Geoff Downes, once one half of the Buggies, then keyboardist with Yes and Asia, and now a solo artist with a forthcoming album, owns one of the biggest synthesiser collections in the world.
... "What was your first synth ?
Well, I waited 'til the Minimoog came out to get into that, simply because of the convenience. A lot of bands started using that - Yes, ELP, and so on - so I figured I'd better get one.
I was at college at the time and we were "studying synthesiser" on that early EMS thing, the VCS3, which Floyd and Roxy were using. But no-one at the college knew how to get a decent sound out of it.
We were always experimenting with it, waggling the joystick, but all it made was horrible noises. It's difficult to believe that was only 12 years ago, but that was the leading edge of synthesiser technology.
You've now got two Minimoogs, plus numerous other Moogs. I notice that with them and the numerous Prophets. you tend to favour the American sound.
Yes, I've always been an American (or at least an English-speaking) synthesiser man. It's the warmth of the oscillators I like, which even today the Japanese can't seem to produce.
The Prophets and Moogs, in particular, excel at this. Take the Moog Taurus pedals, for example. You still can't get that huge sound out of anything else.
The next thing I bought was a Polymoog, which, al-though pretty terrible by today's standards, was the first polyphonic machine. That really did open up a whole new set of possibilities, because then you had instant string sounds and all those other pad sounds.
And although the Prophet was probably far closer to being a polyphonic Minimoog, the polyphony was still a major thing.
Of course, when the Prophet 5 came out that was a whole new thing. The sort of changes you could make to a Minimoog patch you could now do polyphonically. .
The Polymoog was really quite rigid in its tonal alterations, but the 5 was a dream machine in terms of flexibility. It was like five Minimoogs plus a programmable memory, which was really revolutionary.
Was there anything between the Polymoog and the Prophet ?
Yes, the Yamaha CS80. That was a glorification of the Polymoog approach. It did have four memories you could set up (if you include the two under that lid with the fiddly little sliders), but it was still mainly presets.
The CS80 has lasted a lot longer than the Polymoog in terms of its sound. It's still being used, despite its limitations .. . Yeah. I bought mine around 1980, to help out with the Yes thing, but I was never that into its sound.
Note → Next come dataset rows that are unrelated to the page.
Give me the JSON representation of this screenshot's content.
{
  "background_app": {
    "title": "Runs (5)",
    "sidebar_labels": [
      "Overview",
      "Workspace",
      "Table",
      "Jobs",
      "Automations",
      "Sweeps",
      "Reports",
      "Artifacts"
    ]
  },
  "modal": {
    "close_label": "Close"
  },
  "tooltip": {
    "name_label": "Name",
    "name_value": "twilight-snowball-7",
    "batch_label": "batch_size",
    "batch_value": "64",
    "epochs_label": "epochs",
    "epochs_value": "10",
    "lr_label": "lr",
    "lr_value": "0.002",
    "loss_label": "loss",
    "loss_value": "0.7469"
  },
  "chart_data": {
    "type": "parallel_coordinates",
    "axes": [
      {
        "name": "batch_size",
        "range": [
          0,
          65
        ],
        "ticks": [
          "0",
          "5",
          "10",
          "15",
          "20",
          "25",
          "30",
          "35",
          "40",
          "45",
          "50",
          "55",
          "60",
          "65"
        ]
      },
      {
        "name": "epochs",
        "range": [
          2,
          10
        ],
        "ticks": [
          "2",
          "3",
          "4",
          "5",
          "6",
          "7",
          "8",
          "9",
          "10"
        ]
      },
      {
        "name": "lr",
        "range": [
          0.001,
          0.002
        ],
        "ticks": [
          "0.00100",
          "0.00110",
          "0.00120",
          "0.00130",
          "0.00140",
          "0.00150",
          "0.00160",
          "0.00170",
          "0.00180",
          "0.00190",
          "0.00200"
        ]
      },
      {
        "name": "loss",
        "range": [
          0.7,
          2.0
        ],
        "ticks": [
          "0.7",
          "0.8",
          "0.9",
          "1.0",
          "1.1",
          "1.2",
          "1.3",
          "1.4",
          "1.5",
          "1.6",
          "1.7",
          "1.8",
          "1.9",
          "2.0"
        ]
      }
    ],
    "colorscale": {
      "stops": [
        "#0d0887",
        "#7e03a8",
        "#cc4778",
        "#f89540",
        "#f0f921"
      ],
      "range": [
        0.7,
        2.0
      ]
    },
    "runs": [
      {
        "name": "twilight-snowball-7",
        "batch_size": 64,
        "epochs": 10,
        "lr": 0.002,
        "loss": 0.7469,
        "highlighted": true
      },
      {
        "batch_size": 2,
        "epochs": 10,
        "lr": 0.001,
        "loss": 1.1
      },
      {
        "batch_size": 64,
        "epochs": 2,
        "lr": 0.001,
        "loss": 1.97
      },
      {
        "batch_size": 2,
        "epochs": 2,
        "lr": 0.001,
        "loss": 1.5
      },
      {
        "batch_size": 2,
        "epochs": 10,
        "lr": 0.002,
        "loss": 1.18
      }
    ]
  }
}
I suppose it's part of my prejudice against Japanese synths.
They just don't have quite the right sound for me. I've still got it though, and I'll be using it somewhere on the new album I'm sure. I'm going to get everything on there somewhere.
From MT 1987